• _Exercise description_
Every line of the entries below that mentions "jours" is to be copied out.

• _Dataset records_

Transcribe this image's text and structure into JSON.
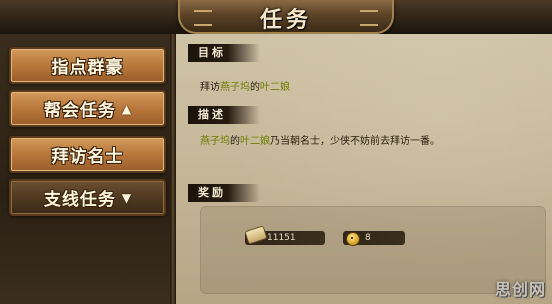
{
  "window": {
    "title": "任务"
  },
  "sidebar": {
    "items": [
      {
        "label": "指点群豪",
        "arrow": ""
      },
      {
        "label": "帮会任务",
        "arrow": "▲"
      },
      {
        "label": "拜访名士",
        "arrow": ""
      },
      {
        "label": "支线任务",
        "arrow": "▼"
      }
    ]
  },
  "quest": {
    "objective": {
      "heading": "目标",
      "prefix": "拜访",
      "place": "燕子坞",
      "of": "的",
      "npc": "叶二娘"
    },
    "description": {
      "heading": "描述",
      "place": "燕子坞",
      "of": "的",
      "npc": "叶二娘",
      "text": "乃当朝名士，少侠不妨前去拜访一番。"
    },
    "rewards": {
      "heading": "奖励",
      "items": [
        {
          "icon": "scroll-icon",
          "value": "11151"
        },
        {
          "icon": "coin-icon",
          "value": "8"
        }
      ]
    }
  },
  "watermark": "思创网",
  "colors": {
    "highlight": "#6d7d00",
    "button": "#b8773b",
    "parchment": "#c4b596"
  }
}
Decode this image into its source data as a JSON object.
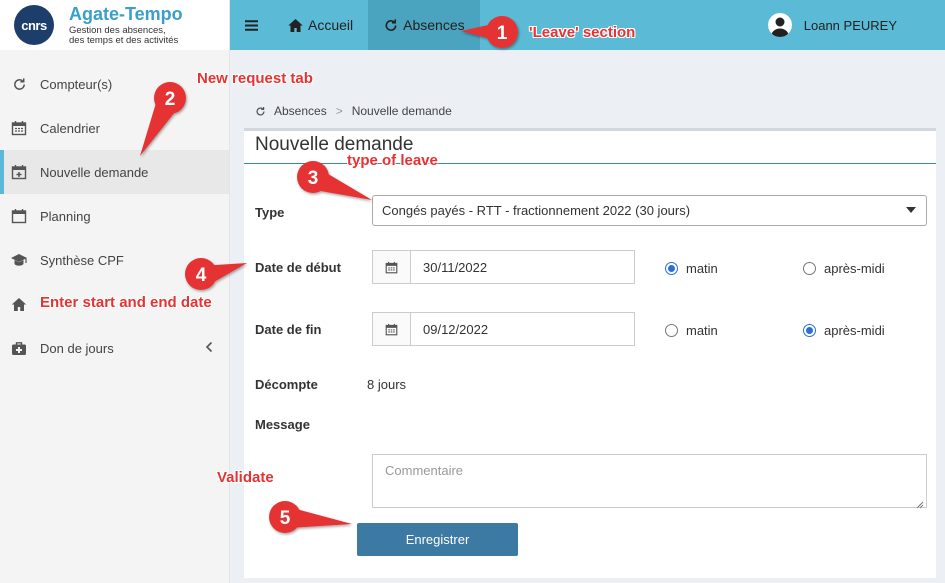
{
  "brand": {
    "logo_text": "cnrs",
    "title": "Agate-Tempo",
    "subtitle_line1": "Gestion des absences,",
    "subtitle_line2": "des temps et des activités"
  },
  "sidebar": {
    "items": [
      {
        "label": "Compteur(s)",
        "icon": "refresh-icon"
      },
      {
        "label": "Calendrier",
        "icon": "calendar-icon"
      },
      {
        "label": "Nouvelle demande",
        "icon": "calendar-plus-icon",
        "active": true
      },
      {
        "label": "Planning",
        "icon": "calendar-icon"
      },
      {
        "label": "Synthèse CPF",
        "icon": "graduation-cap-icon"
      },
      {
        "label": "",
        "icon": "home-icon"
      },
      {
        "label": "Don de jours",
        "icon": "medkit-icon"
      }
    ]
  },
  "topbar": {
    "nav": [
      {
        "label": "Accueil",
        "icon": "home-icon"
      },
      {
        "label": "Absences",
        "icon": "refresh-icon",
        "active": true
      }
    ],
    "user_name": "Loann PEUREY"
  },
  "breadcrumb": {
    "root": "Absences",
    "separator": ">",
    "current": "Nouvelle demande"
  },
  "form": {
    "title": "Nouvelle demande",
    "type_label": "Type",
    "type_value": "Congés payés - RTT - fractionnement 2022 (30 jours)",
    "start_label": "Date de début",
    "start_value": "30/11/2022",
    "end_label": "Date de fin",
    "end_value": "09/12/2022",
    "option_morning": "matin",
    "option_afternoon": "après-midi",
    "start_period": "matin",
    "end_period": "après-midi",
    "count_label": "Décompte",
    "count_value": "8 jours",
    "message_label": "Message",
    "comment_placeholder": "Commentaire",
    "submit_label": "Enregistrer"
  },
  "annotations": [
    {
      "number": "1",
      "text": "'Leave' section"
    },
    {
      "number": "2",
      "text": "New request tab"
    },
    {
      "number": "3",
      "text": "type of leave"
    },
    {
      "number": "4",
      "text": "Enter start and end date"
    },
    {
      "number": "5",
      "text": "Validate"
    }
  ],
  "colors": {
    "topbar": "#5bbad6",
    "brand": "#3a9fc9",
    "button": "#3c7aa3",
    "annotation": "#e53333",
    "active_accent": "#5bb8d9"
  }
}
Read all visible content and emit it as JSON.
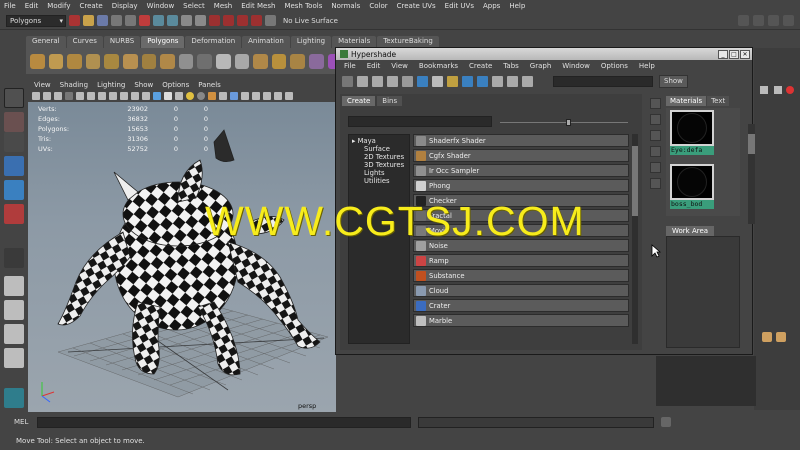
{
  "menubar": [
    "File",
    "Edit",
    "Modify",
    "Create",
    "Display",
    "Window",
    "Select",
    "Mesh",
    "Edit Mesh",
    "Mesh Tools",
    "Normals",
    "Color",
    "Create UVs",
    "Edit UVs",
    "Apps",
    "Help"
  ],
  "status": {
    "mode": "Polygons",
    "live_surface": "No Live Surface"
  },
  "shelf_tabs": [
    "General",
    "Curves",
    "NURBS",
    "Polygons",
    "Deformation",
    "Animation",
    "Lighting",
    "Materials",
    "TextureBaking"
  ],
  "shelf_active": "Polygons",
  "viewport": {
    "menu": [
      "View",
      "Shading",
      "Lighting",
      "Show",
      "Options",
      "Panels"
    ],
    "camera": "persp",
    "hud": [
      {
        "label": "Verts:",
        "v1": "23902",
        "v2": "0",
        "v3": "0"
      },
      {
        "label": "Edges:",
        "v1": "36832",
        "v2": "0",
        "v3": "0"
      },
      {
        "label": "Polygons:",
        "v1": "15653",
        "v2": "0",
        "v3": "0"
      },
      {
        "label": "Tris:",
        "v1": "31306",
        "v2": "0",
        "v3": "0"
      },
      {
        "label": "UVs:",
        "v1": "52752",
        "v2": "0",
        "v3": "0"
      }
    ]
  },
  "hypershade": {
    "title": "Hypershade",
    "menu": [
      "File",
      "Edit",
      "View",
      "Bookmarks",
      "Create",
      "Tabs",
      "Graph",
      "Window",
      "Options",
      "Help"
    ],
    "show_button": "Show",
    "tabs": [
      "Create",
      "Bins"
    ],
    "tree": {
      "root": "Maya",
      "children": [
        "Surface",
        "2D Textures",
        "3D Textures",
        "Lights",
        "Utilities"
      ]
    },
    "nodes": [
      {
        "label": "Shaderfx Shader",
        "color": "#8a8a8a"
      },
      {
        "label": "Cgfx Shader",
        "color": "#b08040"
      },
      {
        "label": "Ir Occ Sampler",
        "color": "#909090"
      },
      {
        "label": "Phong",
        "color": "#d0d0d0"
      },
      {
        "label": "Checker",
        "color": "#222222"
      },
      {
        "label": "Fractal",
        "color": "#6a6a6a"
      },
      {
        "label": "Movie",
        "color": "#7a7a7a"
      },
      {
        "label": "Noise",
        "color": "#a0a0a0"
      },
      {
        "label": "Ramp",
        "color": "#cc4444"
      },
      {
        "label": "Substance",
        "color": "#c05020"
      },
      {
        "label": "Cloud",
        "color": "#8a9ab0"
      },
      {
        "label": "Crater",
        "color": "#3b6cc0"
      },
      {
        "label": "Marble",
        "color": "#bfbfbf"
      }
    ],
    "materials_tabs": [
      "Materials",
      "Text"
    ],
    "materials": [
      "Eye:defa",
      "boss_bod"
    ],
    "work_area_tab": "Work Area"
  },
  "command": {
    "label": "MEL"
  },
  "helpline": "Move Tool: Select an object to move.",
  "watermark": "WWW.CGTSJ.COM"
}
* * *
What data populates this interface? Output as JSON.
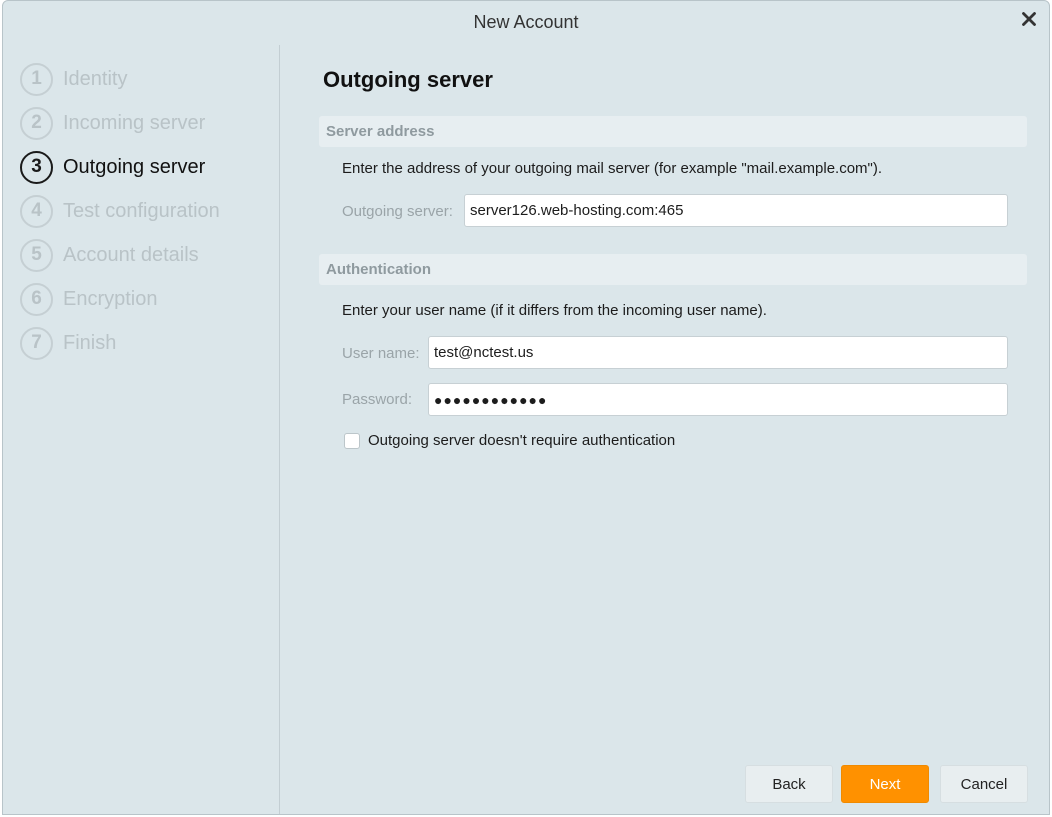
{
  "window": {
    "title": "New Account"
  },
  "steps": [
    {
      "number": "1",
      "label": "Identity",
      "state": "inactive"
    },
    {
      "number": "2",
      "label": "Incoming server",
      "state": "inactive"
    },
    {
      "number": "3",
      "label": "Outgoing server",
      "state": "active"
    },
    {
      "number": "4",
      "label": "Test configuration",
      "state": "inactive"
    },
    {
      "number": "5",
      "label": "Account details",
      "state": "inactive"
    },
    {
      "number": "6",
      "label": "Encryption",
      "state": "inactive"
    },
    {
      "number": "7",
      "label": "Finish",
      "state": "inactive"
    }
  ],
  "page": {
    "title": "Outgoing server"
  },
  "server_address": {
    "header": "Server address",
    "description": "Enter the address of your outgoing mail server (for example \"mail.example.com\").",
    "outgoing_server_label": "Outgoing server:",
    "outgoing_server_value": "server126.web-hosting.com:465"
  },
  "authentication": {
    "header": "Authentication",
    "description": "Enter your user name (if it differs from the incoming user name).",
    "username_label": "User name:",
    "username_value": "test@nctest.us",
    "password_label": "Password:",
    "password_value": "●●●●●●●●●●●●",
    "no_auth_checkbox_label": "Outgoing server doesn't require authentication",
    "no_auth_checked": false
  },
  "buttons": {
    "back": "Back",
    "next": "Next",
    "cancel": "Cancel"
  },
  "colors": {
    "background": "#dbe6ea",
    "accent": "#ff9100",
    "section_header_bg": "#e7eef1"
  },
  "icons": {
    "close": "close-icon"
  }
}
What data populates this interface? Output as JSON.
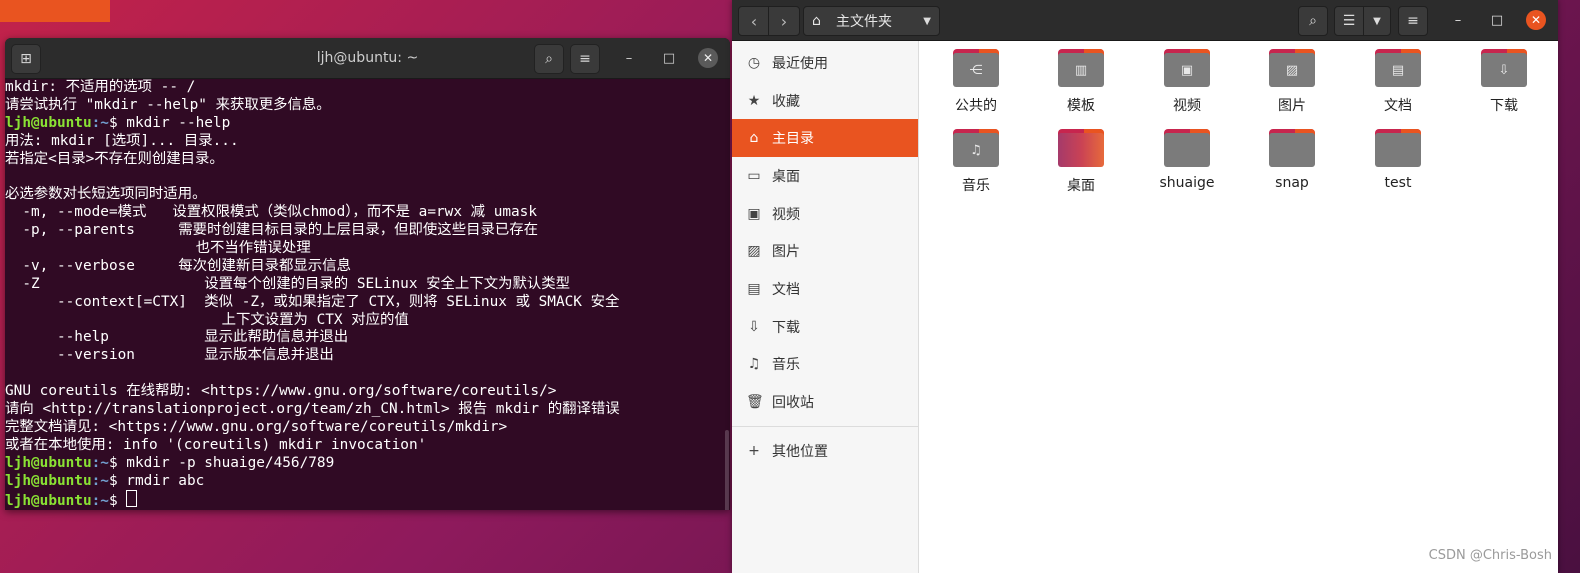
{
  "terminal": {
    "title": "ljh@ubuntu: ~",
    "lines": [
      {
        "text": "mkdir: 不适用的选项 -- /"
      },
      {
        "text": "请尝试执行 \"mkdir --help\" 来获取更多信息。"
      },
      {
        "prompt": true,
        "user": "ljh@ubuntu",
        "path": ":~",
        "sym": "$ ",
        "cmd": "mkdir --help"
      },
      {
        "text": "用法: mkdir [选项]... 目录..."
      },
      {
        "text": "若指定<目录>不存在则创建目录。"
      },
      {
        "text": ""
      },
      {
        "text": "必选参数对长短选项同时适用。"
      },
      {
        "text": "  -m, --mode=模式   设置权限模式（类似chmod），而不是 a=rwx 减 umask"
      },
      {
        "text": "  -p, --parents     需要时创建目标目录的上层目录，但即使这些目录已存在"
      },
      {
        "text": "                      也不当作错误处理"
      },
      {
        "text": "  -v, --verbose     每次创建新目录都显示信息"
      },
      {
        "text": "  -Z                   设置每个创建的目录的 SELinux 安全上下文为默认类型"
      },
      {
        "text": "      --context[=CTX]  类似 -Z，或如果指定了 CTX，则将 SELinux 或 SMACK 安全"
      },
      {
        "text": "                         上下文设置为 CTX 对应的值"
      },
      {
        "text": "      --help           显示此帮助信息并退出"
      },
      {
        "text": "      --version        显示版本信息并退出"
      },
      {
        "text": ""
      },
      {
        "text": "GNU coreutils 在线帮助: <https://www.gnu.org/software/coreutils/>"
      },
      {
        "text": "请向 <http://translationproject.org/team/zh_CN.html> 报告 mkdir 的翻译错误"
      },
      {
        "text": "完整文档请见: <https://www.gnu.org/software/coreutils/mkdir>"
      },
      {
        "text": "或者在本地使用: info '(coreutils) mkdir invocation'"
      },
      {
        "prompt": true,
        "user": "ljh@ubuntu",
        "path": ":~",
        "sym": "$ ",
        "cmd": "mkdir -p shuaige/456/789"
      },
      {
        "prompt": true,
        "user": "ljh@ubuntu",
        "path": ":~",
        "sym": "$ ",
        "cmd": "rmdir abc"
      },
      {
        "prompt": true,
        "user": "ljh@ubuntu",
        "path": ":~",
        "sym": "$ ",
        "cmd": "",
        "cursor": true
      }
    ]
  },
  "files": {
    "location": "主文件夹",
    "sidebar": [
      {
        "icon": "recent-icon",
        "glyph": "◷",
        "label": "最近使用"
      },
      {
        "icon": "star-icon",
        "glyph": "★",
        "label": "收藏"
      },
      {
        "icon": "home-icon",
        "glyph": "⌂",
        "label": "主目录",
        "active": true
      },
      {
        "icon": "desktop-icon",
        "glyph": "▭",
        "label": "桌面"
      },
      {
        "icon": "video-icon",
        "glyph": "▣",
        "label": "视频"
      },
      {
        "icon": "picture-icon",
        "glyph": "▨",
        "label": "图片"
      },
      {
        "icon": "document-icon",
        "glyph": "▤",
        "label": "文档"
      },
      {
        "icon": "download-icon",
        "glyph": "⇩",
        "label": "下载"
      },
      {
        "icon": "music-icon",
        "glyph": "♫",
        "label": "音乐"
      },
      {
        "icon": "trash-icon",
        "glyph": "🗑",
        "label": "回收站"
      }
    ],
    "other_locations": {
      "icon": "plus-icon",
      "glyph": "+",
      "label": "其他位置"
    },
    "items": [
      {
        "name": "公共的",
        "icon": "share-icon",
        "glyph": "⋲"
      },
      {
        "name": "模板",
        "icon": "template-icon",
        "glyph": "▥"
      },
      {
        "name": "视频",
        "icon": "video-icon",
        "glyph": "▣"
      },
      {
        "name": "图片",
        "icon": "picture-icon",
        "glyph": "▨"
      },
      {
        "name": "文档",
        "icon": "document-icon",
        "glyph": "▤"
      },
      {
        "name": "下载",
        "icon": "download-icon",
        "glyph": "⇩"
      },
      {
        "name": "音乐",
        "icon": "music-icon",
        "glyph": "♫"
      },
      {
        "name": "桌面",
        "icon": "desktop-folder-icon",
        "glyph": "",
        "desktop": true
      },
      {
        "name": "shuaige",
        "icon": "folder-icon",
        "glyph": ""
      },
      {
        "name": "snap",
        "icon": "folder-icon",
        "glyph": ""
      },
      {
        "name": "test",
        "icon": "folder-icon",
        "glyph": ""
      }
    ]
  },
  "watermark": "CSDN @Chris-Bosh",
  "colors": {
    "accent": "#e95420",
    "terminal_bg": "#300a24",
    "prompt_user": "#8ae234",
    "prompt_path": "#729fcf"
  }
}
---
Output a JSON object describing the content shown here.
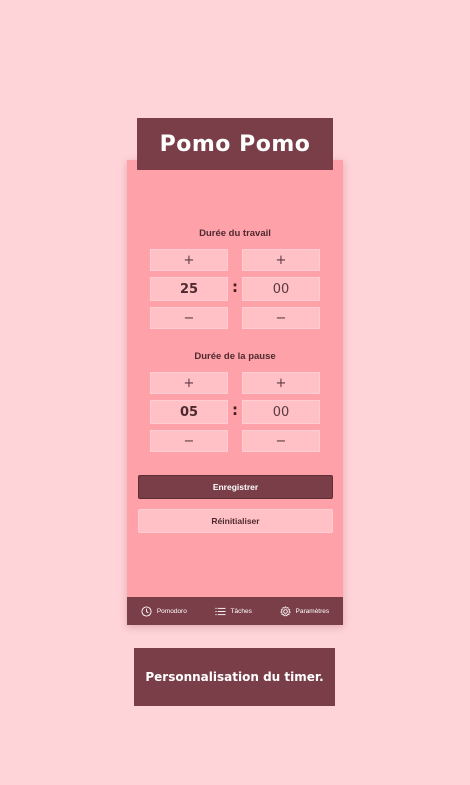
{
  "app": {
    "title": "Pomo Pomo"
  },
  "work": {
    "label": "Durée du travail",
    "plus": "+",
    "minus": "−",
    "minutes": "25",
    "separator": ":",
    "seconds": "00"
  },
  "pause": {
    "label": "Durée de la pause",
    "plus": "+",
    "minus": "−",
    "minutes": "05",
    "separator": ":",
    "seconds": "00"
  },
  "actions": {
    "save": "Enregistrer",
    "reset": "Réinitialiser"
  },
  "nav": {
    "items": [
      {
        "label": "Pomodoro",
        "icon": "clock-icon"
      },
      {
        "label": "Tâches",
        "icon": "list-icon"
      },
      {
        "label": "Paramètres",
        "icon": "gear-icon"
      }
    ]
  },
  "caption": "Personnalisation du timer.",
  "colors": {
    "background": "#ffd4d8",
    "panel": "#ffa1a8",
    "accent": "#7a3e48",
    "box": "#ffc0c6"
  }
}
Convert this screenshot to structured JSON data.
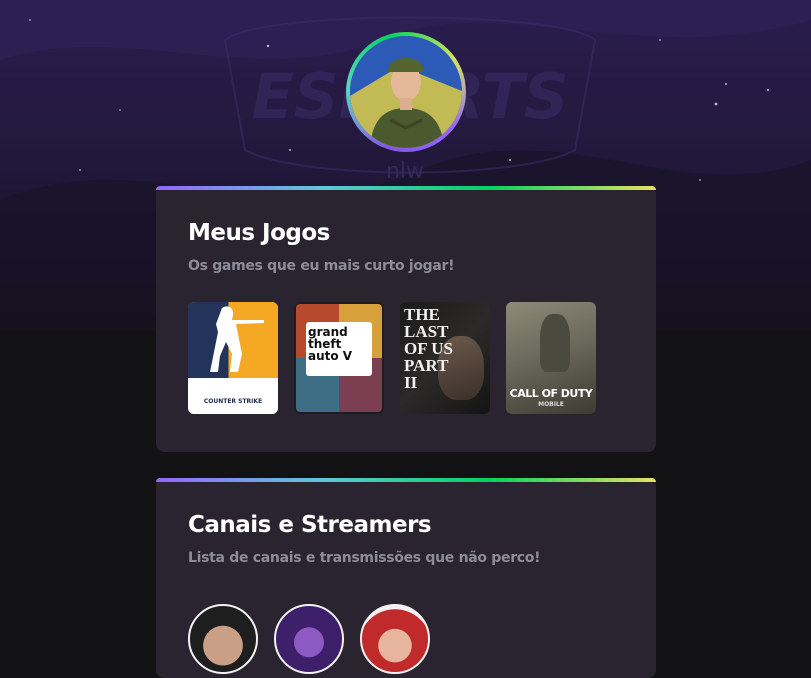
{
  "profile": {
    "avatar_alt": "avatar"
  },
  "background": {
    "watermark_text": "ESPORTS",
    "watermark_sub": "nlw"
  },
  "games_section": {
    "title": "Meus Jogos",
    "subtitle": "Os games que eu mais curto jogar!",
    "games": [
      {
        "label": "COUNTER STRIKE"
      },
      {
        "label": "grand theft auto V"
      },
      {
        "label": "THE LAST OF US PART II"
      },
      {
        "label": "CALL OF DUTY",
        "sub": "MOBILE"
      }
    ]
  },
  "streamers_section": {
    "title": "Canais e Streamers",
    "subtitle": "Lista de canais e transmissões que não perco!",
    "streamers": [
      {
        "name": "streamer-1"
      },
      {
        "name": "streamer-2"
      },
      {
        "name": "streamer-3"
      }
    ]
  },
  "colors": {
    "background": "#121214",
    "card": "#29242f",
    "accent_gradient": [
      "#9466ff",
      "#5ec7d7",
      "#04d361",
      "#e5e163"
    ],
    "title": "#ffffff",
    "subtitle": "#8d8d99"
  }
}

• _Output of the task_
        "label": "Don de jours",
    "type_value": "Congés payés - RTT - fractionnement 2022 (30 jours)",
    "count_value": "8 jours",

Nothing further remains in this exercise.